11th July 2012, Times of Malta
TEN-T is the European Commission acronym for Trans European Network – Transport, a plan for integrating transport across the EU, a project which has been deemed fundamental for the smooth operation of the common market. The plan defines a number of access corridors of which the so-called Helsinki-Malta corridor forms an integral part. Its purpose is to increase maritime and terrestrial links between Malta and Sicily by providing better infrastructure connecting the ports of Valletta, Marsaxlokk and Palermo.

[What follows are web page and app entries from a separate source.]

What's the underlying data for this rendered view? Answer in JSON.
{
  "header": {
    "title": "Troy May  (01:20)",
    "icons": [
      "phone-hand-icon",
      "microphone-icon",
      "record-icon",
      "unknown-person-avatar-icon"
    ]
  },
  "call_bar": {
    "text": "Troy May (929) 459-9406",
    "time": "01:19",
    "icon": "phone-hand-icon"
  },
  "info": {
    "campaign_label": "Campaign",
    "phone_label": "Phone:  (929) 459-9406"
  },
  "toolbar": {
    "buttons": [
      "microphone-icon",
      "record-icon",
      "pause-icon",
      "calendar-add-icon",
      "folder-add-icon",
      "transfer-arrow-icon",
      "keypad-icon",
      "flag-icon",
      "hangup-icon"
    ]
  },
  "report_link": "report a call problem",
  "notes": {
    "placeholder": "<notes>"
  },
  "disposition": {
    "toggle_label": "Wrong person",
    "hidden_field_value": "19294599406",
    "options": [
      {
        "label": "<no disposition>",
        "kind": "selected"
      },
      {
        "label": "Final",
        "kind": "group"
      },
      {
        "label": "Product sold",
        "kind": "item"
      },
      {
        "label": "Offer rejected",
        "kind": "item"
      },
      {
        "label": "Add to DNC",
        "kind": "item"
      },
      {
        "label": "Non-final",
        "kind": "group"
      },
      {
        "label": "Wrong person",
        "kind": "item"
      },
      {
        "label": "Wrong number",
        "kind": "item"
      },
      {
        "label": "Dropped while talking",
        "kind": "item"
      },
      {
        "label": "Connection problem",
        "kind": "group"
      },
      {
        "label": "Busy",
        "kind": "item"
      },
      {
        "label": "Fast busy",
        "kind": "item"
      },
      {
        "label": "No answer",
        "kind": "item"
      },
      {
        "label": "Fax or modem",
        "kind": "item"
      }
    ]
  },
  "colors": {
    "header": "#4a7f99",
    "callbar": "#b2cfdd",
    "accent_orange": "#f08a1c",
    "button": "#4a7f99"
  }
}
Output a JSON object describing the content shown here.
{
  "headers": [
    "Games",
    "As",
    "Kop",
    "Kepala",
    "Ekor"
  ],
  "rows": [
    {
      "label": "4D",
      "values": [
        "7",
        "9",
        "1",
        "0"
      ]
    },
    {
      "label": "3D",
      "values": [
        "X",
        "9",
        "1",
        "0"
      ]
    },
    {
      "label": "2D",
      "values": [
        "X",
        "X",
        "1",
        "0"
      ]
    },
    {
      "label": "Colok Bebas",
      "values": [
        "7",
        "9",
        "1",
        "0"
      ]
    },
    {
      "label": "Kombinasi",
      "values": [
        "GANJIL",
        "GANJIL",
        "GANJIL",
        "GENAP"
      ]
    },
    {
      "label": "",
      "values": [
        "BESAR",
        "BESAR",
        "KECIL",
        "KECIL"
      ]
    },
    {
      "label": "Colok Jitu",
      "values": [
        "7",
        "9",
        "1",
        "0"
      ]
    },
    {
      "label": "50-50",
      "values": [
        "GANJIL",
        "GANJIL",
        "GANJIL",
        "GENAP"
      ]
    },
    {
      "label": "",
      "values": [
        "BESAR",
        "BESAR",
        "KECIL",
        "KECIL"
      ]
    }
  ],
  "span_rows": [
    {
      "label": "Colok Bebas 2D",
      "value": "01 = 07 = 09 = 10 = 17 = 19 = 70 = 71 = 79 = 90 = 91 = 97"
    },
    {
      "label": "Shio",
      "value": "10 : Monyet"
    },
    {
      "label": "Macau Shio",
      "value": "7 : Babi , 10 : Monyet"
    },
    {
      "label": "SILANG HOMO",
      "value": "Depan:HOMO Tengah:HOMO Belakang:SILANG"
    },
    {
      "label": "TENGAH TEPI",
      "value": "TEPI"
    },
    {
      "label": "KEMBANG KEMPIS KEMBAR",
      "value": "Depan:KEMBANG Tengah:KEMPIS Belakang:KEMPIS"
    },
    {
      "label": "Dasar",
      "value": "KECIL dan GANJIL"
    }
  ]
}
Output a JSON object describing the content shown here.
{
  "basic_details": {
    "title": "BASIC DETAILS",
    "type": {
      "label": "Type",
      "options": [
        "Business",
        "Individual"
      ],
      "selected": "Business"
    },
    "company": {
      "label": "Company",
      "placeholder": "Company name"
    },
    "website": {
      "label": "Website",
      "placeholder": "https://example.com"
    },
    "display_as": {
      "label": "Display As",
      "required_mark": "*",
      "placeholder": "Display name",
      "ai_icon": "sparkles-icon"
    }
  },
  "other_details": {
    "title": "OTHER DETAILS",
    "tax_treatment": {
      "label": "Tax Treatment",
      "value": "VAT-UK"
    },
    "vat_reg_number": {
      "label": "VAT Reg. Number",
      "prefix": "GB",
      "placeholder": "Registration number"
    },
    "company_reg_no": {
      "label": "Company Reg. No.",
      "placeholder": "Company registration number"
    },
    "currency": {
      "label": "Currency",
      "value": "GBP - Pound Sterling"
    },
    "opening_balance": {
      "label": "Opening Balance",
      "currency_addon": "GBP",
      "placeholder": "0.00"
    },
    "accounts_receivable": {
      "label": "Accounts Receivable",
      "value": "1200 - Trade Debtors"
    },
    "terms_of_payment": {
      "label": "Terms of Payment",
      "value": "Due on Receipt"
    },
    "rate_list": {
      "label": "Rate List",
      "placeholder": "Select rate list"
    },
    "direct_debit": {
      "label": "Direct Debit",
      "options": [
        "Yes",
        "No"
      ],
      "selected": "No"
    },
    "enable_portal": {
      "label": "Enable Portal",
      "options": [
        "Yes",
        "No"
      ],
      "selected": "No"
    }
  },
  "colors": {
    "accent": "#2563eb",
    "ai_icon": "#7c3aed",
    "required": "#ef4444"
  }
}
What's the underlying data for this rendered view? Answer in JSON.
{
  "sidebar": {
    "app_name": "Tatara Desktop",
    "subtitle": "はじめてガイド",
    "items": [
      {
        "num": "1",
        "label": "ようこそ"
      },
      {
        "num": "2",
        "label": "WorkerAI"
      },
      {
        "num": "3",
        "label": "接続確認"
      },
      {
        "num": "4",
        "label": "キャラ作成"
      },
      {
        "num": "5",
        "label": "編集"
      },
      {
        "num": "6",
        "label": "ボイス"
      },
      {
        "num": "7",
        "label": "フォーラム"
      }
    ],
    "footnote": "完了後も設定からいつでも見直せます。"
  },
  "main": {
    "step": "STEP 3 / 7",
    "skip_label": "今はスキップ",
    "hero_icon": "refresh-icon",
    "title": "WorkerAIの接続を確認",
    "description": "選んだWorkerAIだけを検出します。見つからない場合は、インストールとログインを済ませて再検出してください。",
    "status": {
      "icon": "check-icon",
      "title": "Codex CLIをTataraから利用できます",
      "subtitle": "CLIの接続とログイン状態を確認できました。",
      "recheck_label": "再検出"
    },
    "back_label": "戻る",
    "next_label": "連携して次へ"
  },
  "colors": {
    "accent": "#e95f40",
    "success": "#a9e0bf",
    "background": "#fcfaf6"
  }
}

The Malta portion of the TEN-T road network connects the most Northern part of the Maltese Islands (Dwejra Gozo) and continues to the Southernmost town in Malta (Birzebbuga).Various projects have been completed or are in the pipeline to upgrade the roads that form part of it: the reconstruction and upgrading of the Council of Europe Avenue and Garibaldi Avenue in Luqa, Marfa Road, Mellieha, the Kappara junction and the Coast Road. The EU provides various instruments for funding projects aimed at achieving this policy and healthy funding has been allocated for them, funding which Malta has been most proficient in tapping. All this indeed should prove to be very good news, except for Malta’s trees.
We might ask what have trees to do with the Ten T project and the significant European funding that ironically should be improving our natural environment? It transpires that the plans for the Coast Road include Kennedy Drive – a beautiful kilometre long avenue and its grove, lined with hundreds of magnificent two and three storey high trees which are the result of many years of fund raising work and many a ministerial tree planting event. We all remember the Tree4You scheme. This access road provides a most pleasurable drive through a shady green tunnel with a wide view of open agricultural land and is nature’s sitting room to the many families who picnic there. The Ten T plan involves the uprooting of an unspecified number of trees here (some hundred in total) with vaguely phrased intentions of replanting, relocating and/or replacing them.
Kennedy Drive and Kennedy Grove are not the only cases where trees are suffering on account of infrastructural works. Hundreds of citrus trees in the moat surrounding Mdina are making way for a recreation park complete with the ubiquitous thirsty non-indigenous turf and the neighbouring shaded and popular childrens playground is making way so parking to Mdina can be improved. Mature trees at Villa Rundle in Victoria, Gozo have been inexplicably uprooted while the 50 year old trees lining the road leading to Victoria have been lost to the new access road. At the same time, the ancient trees of the Tokk have been shaved down because we cannot cope with bird droppings. In Zebbug, Malta, a previously green area is being ‘upgraded into a landscaped area with benches’, the trees have been mercilessly pruned down to bare stumps, some of them almost to ground level. Again in Zebbug, the main road into the town used to be lined with lovely orange trees which have all been decimated.
There is a growing awareness and frustration among the public about this widespread destruction of mature trees as many of us find we are unable to prevent this devastation which comes hard in the wake of the ravages to green areas brought by over development. Campaigns are cropping up in media aimed at protecting what is left of these magnificent mature trees in various places all over the islands.
Of grave concern is that these trees are actually well protected by existing laws and regulations. The 1990 Structure Plan for the Maltese Islands which is still binding provides for “specified trees or groups of trees of aesthetic, historical, cultural, arboriculture and/or scientific interest to be protected such that uprooting, destruction or damage to trees growing in the wild or in public parks, gardens is prohibited.” The wording is specific and unequivocal – damage to these trees in any way constitutes an infringement of the Structure Plan. The next paragraph of the same Structure Plan also provides that, particularly within rural conservation area, areas of scenic value will be protected and enhanced. Resorting to transplanting these trees, as seems to be solution resorted to by developers and road contractors, is not adequate as most are transplanted at the wrong time of the year, to the wrong place, remain unwatered and are soon left to wither and die.
Even more legal protection for our trees comes from the more recent Legal Notice 200 of 2011 which says that any trees of age fifty years or older qualify as ‘Protected Trees’ provided that they are not causing any damage or adverse effect to the environment or to structures or features of natural or cultural heritage value.
Then there is also the Conifer Trees Preservation Regulations of 1949, still applicable to this day, which say it shall not be lawful to destroy, cut down or uproot any conifer tree wherever situated.
As has proved generally to be the case, these wise and well planned regulations are totally ignored. Malta is losing its beautiful mature trees because the funding coming in from Europe has to be spent fast, even if unwisely. We are losing them because there is inadequate planning and no overall central vision amongst those responsible for coordinating road building, infrastructural works and local councils’ development projects. We are losing them because the same people are totally insensitive and do not really care about anything green. Before more trees are lost, cannot some urgent planning be done so that new roads, such as Malta’s Ten T Superhighway from Marsaxlokk to Dwejra be carried out without such sacrifice? Trees cannot think, neither can they talk, but we can.